The Bee Products Standards Council (BPSC) is pleased the
Ministry of Primary Industries is proposing standards for the
definition of manuka honey.
However, some of the proposed standards are not
''palatable'', BPSC vice-chairman John Hartnell says.
Mr Hartnell said the BPSC had been ''pushing for standards''
which defined monofloral manuka honey since 2002 and he was
pleased the issue was being addressed.
However, he was concerned some of the proposed standards were
not aligned with the Codex Alimentarius Standard for Honey,
which provided standards for monofloral honey
Last month, Food Safety Minister Nikki Kaye released a
consultation document which provided three options for
defining monofloral manuka honey.
Option one would define manuka honey based on the level of
pollen, option two would be based on methylglyoxal (MG)
activity and the third option was a combination of both.
Mr Hartnell said the ''key element'' of a standard definition
for manuka honey would be basing it on the Codex Alimentarius
Standard for Honey.
''Nowhere in there [Codex] does a standard refer to MG or
activity to define a monofloral honey,'' Mr Hartnell said.
The Bee Products Standards Council is pleased manuka honey
will be subject to standards which define monofloral manuka
honey for both domestic and international consumers.
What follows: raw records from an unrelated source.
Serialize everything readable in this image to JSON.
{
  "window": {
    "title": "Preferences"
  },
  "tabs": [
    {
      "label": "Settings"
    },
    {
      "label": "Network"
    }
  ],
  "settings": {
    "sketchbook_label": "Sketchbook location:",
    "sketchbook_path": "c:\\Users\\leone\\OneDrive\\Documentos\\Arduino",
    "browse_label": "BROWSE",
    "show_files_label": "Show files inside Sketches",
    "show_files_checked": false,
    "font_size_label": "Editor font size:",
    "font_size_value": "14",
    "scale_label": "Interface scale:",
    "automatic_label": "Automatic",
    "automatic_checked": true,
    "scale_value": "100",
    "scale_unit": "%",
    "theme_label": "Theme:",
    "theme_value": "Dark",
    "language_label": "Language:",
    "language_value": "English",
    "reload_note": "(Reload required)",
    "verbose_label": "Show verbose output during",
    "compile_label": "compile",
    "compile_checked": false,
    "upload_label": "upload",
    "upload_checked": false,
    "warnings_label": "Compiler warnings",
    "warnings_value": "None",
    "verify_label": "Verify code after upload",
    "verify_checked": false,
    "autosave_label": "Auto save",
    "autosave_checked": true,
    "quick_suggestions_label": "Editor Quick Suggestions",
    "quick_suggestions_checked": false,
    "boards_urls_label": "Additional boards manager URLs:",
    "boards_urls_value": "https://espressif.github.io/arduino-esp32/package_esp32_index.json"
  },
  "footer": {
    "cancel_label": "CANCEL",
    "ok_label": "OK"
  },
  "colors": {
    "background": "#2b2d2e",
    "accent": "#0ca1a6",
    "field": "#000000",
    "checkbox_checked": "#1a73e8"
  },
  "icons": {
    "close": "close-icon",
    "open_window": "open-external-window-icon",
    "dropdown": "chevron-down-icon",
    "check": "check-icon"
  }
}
Photo
by Allied Press Files.
Codex designates a monofloral honey as one which shares
the ''organoleptic, physicochemical and microscopic'' qualities
of the source from which it is derived.
Due to the high value of manuka honey, there were a few
producers within the industry who were ''a little nervous''
about standards which defined the product, Mr Hartnell said.
''I think some of the product you see in the market is
pushing the boundaries of whether you would consider it a
monofloral honey or not,'' he said.
Many of the issues revolved around claims which related to
the antibacterial properties of manuka honey and if all
companies were aligned in their use of descriptors and their
meanings it would be good for the consumer and the industry,
''It's our job as an industry to change ... when you educate
the consumer, then it's the consumer that determines the
quality of the product that goes to the market,'' he said.
''If we hadn't discovered the antibacterial nature of manuka
honey, half the issue wouldn't be there.''
New Zealand manuka honey has come under the spotlight this
year, in July, the Hong Kong Consumer Council announced tests
carried out on New Zealand-produced manuka honey revealed
traces of added sugar present in the product.
Since then the Government had moved to provide consumer
assurance about the product which is worth $120 million per
year to the economy.
The ministry will announce its draft labelling guidelines in
the coming months.
- Timothy Brown.